| BRIEF |
Your response should contain every line from the data below that holds the string "JSON".

____ SUPPLIED RECORDS

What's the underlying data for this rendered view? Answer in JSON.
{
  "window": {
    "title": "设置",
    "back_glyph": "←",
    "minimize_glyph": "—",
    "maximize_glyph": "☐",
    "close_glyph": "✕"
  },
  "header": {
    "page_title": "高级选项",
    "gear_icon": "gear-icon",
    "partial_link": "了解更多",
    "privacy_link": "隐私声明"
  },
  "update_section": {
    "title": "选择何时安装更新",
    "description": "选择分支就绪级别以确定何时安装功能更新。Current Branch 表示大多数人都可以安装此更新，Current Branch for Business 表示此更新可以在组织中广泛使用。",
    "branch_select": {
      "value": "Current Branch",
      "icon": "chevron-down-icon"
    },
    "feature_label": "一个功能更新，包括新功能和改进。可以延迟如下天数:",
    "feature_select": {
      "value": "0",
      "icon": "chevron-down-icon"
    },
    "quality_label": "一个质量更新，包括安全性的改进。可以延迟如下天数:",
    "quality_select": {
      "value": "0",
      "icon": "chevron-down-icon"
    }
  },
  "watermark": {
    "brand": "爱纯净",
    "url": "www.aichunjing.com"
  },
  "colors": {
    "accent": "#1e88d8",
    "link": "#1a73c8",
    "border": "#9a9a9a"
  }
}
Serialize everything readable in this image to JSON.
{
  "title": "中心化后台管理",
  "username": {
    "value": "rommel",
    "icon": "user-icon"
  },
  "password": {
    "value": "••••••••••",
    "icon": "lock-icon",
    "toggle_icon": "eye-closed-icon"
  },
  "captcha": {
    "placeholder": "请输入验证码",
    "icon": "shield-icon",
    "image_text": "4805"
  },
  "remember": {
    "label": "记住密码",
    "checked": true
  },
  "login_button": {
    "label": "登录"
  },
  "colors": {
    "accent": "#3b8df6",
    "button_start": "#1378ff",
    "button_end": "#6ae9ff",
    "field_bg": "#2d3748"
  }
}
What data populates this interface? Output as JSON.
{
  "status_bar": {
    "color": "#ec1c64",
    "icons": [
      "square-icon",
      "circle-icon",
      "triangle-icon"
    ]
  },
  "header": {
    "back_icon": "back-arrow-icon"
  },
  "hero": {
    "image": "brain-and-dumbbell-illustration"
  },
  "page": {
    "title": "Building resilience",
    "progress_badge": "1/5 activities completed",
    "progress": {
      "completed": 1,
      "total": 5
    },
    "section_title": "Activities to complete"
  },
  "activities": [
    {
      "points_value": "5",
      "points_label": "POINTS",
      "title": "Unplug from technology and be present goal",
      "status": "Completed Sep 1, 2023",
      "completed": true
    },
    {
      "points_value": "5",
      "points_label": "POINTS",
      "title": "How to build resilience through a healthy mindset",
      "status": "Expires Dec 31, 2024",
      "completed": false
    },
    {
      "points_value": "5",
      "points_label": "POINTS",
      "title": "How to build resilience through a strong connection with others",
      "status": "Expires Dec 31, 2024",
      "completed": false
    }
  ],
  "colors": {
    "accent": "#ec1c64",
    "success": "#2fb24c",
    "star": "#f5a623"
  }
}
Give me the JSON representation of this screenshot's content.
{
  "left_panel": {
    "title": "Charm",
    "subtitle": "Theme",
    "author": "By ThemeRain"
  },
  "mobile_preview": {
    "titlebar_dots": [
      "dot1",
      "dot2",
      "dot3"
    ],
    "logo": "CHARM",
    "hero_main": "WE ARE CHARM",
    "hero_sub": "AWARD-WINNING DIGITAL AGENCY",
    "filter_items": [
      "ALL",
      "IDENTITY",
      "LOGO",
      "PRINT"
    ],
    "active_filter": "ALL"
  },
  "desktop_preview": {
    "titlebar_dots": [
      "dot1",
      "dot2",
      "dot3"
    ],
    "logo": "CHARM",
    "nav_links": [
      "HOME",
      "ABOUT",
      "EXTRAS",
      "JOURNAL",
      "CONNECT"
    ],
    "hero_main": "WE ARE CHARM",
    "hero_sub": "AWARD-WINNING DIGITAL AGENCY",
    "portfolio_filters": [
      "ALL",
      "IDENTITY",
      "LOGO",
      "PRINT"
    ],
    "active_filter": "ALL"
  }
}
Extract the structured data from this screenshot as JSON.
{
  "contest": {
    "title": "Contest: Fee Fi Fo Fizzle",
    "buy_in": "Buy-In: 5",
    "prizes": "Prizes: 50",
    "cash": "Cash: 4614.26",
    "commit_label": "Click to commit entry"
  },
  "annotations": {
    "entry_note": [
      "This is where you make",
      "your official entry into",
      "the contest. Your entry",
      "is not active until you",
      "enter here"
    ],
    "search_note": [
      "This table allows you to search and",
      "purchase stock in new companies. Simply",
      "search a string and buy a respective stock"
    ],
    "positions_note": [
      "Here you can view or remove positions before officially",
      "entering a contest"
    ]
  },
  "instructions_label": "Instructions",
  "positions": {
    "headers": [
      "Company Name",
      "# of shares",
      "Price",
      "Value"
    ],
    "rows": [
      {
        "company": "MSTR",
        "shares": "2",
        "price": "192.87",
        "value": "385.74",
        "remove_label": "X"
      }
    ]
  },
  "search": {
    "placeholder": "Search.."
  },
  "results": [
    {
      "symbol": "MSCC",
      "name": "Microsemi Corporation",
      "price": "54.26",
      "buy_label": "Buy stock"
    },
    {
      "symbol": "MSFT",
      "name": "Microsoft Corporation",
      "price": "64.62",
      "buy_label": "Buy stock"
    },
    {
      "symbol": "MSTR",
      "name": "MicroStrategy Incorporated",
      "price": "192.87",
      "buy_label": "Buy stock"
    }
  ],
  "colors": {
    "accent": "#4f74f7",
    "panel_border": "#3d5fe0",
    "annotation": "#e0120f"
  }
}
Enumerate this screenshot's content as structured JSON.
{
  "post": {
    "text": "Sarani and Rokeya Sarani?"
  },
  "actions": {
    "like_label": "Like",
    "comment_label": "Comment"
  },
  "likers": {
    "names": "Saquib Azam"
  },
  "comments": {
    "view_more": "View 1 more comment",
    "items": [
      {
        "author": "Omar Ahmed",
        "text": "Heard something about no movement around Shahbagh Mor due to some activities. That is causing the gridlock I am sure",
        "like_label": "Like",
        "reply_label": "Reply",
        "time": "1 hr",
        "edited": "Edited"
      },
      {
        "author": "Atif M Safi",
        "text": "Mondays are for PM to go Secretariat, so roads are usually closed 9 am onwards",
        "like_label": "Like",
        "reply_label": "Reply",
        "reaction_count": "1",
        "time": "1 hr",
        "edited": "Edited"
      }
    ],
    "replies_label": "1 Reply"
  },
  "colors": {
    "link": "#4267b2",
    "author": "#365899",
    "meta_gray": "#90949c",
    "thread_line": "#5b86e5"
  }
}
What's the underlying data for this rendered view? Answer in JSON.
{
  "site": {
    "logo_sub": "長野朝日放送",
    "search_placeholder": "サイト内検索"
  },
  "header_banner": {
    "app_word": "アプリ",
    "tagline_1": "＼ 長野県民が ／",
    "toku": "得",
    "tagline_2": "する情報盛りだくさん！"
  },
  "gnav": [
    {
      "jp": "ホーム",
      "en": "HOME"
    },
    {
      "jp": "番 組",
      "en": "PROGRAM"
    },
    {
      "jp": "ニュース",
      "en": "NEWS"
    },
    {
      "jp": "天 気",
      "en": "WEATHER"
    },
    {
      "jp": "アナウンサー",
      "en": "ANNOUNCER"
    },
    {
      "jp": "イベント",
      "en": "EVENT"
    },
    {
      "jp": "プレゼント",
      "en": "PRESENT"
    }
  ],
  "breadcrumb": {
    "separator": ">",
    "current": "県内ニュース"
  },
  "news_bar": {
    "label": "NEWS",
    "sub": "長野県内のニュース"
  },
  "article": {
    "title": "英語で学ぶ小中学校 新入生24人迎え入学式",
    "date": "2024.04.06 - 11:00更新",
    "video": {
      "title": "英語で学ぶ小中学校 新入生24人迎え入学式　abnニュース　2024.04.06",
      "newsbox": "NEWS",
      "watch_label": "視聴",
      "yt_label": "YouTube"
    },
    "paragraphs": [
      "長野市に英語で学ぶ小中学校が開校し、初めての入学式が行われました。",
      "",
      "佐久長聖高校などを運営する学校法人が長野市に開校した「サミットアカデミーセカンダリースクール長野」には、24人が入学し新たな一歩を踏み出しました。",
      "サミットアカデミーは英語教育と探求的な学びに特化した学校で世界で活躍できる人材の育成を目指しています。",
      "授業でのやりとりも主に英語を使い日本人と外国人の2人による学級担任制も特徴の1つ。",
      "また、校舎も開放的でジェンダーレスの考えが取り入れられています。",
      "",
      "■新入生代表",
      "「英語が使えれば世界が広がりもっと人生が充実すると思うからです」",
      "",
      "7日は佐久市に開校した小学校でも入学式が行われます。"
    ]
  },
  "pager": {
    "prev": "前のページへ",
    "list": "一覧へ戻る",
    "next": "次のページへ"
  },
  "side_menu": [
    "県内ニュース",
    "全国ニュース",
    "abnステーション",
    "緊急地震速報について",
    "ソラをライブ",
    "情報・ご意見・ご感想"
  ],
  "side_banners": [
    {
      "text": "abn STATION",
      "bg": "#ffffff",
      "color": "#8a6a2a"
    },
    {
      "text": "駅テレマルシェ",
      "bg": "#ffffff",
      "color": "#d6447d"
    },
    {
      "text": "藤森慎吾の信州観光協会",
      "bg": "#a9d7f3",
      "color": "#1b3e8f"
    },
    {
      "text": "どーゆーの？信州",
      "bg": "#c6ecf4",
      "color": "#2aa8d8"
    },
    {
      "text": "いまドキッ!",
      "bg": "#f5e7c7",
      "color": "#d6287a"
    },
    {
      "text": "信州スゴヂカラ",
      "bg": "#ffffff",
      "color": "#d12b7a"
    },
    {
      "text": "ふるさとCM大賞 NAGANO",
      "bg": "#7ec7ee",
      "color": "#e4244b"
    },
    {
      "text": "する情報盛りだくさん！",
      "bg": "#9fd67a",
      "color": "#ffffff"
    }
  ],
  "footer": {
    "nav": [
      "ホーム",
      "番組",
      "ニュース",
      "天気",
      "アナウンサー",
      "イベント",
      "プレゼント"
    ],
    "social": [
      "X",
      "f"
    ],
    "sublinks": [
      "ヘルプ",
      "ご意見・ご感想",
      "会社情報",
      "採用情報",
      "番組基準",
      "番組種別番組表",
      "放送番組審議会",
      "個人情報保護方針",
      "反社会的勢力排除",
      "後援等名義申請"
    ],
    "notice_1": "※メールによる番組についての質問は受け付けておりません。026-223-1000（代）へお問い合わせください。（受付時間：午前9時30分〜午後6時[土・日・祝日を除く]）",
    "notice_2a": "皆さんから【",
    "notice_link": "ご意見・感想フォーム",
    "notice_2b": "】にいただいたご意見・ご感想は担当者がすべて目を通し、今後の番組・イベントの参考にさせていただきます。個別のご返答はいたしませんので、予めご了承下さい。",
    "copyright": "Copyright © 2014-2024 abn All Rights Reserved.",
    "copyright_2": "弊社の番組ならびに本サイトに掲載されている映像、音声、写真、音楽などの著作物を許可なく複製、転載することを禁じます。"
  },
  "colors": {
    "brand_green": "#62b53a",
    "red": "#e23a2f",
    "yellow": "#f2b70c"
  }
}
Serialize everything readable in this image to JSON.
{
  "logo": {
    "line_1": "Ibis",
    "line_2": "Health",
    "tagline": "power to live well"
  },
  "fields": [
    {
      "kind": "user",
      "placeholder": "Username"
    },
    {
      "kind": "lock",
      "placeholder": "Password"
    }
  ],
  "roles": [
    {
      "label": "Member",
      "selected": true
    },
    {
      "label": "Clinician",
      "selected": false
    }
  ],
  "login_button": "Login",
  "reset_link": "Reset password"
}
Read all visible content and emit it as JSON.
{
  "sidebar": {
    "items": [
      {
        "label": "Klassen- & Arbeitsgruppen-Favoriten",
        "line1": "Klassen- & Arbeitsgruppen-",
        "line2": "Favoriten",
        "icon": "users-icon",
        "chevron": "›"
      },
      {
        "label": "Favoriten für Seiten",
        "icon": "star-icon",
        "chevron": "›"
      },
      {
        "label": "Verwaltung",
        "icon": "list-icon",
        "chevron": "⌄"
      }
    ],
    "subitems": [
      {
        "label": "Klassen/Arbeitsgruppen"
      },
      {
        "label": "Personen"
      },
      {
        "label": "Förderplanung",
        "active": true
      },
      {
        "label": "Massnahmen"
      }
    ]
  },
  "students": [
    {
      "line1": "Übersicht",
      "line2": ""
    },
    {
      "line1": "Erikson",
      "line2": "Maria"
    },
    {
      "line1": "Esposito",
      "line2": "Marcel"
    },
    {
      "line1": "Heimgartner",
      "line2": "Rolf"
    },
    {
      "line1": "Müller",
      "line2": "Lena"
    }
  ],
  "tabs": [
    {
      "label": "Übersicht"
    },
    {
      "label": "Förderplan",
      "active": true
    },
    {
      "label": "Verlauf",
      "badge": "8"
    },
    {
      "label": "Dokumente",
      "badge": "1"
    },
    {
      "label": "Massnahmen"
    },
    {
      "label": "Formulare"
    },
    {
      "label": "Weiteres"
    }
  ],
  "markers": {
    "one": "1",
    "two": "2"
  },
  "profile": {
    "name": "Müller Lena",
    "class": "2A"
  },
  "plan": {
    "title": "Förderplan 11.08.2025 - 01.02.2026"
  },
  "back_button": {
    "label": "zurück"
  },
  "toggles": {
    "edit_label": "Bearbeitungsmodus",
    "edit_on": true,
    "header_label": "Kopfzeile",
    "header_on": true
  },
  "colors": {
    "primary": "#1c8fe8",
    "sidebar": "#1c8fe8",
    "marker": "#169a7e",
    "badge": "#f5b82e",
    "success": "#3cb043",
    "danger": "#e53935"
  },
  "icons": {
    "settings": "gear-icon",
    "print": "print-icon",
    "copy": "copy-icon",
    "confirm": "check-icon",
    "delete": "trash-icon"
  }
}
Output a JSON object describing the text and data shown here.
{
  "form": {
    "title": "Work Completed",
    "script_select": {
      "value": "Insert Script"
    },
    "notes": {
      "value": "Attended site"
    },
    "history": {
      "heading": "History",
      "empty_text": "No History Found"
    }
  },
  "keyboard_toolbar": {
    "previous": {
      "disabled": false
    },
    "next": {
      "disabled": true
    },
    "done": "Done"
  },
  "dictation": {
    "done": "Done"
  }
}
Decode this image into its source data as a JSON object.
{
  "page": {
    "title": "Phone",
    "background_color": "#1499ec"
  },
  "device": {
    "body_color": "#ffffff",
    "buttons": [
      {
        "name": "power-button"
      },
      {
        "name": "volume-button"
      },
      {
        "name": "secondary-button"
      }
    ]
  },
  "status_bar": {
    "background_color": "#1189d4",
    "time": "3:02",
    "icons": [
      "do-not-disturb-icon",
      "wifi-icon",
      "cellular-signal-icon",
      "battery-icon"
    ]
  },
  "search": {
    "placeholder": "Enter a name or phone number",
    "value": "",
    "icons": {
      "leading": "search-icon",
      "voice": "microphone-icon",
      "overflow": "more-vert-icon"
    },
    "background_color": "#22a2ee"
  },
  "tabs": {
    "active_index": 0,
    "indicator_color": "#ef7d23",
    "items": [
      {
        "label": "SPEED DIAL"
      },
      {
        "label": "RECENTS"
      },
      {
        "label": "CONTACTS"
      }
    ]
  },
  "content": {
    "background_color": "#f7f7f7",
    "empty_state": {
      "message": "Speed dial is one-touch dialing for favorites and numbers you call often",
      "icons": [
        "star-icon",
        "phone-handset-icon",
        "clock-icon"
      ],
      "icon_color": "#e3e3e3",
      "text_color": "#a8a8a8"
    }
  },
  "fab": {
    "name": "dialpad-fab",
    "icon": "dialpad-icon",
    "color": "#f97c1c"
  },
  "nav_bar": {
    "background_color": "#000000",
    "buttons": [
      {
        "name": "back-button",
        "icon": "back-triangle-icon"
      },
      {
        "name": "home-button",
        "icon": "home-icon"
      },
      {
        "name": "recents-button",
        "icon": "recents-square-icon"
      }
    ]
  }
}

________

| ANSWER BOX |
What's the underlying data for this rendered view? Answer in JSON.
Serialize everything readable in this image to JSON.
What data populates this interface? Output as JSON.
Give me the JSON representation of this screenshot's content.
Extract the structured data from this screenshot as JSON.
Enumerate this screenshot's content as structured JSON.
What's the underlying data for this rendered view? Answer in JSON.
Serialize everything readable in this image to JSON.
Read all visible content and emit it as JSON.
Output a JSON object describing the text and data shown here.
Decode this image into its source data as a JSON object.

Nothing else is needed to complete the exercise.